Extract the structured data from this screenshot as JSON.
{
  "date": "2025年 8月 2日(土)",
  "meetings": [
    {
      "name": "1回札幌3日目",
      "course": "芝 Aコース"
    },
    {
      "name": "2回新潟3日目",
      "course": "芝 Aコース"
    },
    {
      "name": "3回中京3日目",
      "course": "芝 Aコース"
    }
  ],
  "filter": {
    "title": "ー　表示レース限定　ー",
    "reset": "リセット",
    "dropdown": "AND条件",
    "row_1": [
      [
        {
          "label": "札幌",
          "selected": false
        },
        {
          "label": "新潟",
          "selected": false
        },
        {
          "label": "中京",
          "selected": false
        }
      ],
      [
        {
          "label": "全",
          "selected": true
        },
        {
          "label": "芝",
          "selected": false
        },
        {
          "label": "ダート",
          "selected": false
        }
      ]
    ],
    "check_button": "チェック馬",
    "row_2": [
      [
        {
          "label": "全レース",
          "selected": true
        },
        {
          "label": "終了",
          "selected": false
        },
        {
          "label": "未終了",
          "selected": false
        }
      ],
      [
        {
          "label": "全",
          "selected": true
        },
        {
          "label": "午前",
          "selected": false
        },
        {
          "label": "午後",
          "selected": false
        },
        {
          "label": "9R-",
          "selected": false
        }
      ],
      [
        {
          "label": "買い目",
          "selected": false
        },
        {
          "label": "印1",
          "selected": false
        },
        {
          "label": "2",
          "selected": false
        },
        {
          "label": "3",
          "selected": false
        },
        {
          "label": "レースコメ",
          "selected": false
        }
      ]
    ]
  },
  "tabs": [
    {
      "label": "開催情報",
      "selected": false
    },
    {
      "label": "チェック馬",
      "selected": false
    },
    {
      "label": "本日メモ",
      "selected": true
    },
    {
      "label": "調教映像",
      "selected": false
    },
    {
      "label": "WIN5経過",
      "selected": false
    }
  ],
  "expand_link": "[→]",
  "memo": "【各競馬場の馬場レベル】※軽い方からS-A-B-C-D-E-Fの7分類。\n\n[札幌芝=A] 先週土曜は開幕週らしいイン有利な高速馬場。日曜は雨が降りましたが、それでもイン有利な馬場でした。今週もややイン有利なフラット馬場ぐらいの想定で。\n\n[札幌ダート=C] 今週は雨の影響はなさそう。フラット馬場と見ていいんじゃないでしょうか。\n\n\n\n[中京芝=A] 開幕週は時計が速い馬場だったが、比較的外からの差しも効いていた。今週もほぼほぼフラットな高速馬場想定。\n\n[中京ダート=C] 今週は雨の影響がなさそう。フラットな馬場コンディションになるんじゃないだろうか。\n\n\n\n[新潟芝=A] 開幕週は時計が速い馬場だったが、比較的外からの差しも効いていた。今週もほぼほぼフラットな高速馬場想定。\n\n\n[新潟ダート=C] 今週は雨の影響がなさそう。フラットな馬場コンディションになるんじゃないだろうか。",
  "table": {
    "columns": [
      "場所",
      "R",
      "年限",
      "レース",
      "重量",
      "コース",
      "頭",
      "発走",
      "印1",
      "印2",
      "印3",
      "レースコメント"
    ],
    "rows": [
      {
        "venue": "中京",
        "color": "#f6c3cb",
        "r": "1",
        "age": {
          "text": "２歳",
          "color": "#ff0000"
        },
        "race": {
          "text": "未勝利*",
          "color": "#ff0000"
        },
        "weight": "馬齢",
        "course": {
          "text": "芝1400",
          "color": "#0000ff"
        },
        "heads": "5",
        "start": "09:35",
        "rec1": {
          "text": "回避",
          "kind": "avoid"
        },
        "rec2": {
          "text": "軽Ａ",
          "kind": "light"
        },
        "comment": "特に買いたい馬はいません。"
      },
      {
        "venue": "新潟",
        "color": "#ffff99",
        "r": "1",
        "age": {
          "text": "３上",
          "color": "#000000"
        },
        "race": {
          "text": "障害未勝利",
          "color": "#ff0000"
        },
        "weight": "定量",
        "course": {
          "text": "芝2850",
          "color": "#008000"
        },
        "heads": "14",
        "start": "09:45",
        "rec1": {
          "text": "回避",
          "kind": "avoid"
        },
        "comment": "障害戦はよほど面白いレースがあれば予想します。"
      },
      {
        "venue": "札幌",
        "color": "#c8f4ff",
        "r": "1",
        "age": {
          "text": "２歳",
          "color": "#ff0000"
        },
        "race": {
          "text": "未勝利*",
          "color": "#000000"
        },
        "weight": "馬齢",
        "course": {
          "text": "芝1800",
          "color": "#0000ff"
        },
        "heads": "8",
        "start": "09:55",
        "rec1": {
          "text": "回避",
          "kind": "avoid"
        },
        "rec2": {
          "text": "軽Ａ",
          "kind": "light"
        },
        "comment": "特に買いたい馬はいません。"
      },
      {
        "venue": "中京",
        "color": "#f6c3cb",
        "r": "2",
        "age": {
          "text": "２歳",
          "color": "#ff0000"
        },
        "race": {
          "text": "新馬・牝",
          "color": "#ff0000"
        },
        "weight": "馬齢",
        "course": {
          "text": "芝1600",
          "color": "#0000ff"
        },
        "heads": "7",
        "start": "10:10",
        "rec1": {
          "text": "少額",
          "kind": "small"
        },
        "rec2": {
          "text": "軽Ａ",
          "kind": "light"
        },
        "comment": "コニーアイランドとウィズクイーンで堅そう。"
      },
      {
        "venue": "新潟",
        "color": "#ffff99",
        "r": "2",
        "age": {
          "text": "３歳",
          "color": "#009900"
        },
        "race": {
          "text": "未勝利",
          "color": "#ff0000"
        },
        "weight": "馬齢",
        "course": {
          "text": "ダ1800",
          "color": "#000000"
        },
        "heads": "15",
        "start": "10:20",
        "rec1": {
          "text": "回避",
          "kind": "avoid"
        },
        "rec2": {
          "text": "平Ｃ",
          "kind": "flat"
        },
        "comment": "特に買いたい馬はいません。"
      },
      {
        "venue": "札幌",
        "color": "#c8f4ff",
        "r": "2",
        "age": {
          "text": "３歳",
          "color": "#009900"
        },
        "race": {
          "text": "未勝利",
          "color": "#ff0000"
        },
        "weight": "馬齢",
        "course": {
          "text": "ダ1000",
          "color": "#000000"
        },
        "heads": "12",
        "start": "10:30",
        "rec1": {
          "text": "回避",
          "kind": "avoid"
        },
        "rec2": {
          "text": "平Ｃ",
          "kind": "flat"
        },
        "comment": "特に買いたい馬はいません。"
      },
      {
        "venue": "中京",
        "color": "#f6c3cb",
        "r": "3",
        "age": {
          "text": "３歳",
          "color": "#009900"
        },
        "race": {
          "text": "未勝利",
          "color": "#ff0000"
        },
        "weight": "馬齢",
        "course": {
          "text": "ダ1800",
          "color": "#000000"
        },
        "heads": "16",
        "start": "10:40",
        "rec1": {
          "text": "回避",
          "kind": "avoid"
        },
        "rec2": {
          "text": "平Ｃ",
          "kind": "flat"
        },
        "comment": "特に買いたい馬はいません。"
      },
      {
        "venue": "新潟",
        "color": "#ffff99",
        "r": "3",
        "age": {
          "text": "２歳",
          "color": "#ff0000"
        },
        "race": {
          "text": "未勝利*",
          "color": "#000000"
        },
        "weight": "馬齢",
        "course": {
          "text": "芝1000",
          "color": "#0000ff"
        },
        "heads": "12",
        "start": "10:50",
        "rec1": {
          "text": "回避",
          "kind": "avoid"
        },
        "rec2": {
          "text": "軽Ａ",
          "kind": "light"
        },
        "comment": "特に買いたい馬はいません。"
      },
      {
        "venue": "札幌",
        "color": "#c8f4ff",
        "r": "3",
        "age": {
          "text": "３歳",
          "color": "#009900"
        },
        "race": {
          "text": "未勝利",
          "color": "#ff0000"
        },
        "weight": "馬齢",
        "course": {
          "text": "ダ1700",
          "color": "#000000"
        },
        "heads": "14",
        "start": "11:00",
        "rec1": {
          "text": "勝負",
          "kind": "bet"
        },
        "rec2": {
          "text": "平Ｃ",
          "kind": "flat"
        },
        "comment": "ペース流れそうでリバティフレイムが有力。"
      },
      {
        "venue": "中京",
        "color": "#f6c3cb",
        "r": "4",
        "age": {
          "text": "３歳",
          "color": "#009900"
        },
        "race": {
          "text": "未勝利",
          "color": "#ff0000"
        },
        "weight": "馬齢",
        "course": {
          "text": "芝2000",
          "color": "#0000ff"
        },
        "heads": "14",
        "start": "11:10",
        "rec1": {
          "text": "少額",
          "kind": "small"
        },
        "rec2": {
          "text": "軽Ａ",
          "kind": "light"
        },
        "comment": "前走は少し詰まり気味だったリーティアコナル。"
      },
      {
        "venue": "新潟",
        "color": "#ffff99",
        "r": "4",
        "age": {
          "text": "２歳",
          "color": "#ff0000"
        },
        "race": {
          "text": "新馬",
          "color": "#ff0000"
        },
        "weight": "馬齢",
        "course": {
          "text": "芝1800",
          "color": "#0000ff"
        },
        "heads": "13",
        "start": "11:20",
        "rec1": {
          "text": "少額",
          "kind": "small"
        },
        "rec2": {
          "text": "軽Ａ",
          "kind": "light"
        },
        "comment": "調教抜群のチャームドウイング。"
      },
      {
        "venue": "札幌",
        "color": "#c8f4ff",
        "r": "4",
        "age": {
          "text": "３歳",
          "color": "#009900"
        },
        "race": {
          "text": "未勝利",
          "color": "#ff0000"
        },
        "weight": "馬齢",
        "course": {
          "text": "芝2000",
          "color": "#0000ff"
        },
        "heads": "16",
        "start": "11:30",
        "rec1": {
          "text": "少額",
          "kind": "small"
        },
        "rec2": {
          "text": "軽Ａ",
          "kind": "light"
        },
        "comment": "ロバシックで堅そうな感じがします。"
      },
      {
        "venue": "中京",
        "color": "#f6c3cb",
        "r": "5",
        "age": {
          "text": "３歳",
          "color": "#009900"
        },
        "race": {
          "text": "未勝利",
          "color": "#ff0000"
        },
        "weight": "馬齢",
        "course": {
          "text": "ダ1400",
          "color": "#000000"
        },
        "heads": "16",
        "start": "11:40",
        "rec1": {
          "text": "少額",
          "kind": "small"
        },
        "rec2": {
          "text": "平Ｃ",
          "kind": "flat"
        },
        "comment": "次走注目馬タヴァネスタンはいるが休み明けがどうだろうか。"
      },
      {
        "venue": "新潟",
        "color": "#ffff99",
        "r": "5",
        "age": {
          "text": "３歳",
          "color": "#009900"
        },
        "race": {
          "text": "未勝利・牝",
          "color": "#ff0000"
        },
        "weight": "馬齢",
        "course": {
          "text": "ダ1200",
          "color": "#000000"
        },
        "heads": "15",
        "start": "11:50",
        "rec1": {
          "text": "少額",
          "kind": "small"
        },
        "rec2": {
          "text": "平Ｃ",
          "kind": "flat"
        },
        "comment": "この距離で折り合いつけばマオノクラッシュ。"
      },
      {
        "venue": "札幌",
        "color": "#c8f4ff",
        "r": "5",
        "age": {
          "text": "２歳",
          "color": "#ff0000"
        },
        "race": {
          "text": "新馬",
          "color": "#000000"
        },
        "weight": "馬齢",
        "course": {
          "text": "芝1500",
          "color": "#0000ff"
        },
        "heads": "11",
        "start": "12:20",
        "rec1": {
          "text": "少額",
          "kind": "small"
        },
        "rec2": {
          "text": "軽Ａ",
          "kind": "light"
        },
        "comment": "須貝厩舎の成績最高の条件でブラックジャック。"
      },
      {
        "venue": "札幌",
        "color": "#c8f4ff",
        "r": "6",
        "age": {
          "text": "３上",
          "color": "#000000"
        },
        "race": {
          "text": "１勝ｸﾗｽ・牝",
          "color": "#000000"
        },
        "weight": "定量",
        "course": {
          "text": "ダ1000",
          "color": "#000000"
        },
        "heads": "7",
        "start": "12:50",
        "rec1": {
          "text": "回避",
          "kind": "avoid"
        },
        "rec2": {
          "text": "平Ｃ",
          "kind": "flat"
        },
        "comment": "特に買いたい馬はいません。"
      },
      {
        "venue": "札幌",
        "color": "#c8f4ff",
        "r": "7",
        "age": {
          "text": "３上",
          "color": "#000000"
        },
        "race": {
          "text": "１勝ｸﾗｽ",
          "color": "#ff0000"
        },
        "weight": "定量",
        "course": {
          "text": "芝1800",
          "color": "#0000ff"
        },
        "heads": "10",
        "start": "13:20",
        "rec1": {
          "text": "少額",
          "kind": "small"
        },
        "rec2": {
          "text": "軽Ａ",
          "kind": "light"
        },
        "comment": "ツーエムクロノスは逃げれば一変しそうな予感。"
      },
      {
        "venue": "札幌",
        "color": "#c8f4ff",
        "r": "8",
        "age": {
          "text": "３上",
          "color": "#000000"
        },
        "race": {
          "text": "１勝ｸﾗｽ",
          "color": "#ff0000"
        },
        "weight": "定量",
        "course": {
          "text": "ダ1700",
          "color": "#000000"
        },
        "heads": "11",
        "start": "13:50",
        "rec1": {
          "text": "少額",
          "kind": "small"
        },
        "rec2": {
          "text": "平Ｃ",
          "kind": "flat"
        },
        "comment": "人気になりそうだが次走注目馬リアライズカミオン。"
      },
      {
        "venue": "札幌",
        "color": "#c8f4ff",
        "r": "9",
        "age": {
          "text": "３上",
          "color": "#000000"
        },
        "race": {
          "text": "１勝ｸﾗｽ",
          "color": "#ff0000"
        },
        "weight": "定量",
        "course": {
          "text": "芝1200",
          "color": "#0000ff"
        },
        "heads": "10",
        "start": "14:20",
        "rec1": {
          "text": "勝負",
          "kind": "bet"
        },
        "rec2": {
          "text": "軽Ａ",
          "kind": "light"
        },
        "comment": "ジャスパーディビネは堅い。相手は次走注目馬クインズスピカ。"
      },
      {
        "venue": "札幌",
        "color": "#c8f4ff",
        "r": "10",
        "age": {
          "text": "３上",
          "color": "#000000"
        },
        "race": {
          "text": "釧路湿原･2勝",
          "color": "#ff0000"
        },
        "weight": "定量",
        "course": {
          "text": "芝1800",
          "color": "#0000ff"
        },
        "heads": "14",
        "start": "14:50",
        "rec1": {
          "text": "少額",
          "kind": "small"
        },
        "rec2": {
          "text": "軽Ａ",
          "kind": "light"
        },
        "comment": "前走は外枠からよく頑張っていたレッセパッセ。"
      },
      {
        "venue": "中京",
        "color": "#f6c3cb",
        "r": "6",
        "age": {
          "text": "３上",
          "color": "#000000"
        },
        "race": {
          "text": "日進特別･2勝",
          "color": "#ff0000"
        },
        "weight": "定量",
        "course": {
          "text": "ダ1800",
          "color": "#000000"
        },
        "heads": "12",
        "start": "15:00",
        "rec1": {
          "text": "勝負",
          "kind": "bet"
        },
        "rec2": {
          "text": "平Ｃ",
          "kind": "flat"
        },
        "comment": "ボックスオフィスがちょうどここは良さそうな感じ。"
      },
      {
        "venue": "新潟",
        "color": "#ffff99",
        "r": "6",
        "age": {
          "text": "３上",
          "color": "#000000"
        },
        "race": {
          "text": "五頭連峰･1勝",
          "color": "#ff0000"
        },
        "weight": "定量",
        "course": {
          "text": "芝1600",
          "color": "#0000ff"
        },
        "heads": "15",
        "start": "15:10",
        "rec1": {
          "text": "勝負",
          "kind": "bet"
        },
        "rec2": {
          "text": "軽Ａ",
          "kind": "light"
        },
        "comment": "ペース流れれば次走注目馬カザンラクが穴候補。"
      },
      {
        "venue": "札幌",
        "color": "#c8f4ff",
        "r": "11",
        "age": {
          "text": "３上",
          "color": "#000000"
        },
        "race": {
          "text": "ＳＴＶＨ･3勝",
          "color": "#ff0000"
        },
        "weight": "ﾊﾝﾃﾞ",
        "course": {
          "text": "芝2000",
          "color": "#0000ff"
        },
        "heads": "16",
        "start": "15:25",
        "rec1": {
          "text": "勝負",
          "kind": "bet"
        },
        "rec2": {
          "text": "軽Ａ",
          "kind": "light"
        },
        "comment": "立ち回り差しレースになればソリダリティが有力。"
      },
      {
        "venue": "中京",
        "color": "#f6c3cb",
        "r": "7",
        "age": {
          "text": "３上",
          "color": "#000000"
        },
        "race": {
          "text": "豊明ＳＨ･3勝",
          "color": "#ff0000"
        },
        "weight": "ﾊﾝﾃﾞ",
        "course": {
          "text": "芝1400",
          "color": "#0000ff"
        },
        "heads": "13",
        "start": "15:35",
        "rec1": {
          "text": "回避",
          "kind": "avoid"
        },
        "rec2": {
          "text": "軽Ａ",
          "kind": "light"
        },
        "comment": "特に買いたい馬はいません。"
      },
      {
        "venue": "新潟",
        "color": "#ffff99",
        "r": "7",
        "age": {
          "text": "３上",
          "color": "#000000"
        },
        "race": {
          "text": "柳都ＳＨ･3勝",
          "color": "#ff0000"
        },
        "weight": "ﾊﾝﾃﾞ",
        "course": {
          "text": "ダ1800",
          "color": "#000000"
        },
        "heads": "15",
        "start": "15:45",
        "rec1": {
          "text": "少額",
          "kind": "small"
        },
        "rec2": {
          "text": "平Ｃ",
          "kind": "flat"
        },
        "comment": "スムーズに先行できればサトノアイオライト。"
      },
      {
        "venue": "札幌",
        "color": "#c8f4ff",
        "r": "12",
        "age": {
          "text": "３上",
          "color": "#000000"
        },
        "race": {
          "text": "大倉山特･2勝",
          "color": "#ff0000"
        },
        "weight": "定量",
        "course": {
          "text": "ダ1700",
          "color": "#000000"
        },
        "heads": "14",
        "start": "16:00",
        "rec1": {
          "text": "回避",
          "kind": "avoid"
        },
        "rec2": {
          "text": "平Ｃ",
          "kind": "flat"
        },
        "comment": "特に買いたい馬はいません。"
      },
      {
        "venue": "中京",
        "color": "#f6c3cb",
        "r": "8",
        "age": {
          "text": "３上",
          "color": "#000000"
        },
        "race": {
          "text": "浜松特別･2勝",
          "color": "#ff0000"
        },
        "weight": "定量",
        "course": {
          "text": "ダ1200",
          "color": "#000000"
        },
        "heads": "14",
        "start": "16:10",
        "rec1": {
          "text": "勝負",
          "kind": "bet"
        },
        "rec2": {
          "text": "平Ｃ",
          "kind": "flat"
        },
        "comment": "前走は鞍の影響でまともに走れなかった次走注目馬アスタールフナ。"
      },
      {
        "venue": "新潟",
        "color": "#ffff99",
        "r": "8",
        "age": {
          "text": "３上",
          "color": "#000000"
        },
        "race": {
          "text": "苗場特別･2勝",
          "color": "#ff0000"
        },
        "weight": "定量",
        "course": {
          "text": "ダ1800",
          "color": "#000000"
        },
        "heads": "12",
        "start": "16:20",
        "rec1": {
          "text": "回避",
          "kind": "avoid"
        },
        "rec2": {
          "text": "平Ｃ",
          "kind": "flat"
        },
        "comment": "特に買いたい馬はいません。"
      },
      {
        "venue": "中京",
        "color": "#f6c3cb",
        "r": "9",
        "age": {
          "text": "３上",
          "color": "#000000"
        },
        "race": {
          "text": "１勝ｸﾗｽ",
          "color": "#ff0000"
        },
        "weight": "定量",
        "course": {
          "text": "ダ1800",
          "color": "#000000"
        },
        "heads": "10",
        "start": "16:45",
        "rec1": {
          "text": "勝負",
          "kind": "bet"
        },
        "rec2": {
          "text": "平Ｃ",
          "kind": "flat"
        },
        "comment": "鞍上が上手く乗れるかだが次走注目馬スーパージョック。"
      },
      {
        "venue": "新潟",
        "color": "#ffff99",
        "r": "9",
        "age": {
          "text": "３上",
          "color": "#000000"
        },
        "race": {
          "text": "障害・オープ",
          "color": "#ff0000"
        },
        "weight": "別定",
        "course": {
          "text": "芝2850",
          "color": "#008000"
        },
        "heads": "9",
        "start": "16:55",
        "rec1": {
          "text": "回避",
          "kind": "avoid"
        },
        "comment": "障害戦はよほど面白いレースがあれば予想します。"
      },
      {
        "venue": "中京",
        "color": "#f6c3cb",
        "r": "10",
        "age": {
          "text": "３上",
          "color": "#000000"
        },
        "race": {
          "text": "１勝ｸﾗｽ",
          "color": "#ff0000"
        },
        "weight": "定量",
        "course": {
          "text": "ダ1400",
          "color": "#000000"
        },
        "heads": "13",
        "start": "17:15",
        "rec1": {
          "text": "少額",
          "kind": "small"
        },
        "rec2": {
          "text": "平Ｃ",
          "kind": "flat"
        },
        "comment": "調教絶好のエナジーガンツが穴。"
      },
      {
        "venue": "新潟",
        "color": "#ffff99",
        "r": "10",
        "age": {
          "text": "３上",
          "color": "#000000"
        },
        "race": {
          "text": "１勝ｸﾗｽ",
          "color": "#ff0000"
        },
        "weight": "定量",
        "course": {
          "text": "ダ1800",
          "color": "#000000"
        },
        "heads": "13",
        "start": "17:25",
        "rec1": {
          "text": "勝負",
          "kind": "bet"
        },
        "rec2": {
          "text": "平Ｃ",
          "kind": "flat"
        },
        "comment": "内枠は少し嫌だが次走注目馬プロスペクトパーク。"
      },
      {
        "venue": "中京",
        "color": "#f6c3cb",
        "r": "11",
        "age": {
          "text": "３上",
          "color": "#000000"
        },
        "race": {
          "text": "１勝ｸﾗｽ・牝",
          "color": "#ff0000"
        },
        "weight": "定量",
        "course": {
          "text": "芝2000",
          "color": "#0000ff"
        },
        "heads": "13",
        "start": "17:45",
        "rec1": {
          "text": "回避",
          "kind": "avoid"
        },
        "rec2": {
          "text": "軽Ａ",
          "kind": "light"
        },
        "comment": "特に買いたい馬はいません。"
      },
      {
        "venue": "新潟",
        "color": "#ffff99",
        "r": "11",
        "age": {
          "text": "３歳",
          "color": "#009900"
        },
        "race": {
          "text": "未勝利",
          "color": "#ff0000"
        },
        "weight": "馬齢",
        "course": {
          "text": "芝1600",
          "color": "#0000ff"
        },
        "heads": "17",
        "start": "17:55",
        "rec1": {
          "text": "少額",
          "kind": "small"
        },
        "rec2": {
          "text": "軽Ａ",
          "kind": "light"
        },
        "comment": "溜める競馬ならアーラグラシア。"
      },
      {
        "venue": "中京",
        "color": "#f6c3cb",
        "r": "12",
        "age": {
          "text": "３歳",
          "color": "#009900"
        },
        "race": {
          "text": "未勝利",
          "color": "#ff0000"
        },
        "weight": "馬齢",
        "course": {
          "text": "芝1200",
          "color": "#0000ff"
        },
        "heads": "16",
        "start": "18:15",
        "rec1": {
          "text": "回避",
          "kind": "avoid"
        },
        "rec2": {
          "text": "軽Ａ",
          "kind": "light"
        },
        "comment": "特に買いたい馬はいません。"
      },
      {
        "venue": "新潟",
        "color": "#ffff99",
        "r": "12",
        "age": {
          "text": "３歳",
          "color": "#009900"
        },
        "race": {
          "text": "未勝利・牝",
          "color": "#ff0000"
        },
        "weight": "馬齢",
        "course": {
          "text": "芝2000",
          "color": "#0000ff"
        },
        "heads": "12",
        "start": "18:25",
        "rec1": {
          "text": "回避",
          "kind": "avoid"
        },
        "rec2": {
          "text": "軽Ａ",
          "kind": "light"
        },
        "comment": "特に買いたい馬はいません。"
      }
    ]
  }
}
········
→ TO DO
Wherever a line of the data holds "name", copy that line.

→ TASK ANSWER
      "name": "1回札幌3日目",
      "name": "2回新潟3日目",
      "name": "3回中京3日目",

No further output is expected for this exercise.